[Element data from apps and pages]
BEGIN
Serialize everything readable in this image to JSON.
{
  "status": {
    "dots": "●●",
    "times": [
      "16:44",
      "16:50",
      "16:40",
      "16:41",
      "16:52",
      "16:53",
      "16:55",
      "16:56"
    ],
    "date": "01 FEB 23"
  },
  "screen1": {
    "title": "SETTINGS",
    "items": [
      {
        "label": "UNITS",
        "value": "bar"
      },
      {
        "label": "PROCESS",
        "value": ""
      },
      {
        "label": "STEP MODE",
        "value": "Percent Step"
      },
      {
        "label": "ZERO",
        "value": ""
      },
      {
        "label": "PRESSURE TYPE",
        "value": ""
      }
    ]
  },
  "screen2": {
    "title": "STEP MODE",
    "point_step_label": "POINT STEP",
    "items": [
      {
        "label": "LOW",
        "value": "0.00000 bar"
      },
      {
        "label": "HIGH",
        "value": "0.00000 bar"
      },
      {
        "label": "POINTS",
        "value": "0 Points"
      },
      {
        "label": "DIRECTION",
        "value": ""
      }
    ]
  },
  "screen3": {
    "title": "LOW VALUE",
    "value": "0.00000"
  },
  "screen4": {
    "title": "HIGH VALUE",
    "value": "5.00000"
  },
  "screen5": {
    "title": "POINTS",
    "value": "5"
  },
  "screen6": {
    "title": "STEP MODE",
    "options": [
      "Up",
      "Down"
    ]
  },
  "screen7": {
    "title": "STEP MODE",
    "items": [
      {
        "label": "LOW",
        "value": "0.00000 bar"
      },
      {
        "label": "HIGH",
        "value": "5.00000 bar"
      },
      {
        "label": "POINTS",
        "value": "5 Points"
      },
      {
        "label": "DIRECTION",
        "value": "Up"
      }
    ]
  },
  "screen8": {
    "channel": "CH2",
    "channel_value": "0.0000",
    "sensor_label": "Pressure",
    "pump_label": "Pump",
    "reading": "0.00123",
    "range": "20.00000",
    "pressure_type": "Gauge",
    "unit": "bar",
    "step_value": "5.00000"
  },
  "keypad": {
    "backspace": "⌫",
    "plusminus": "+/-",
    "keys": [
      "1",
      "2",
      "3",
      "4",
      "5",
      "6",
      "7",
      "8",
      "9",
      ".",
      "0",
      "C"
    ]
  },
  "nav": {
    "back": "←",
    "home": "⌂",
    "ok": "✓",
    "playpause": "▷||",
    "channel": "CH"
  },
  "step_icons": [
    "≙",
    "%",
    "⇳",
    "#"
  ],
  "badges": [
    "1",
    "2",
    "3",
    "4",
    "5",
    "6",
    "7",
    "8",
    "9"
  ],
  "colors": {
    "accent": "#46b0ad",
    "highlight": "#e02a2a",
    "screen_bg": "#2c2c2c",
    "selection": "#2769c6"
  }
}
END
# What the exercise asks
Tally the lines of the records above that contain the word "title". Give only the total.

# Solution to the problem
7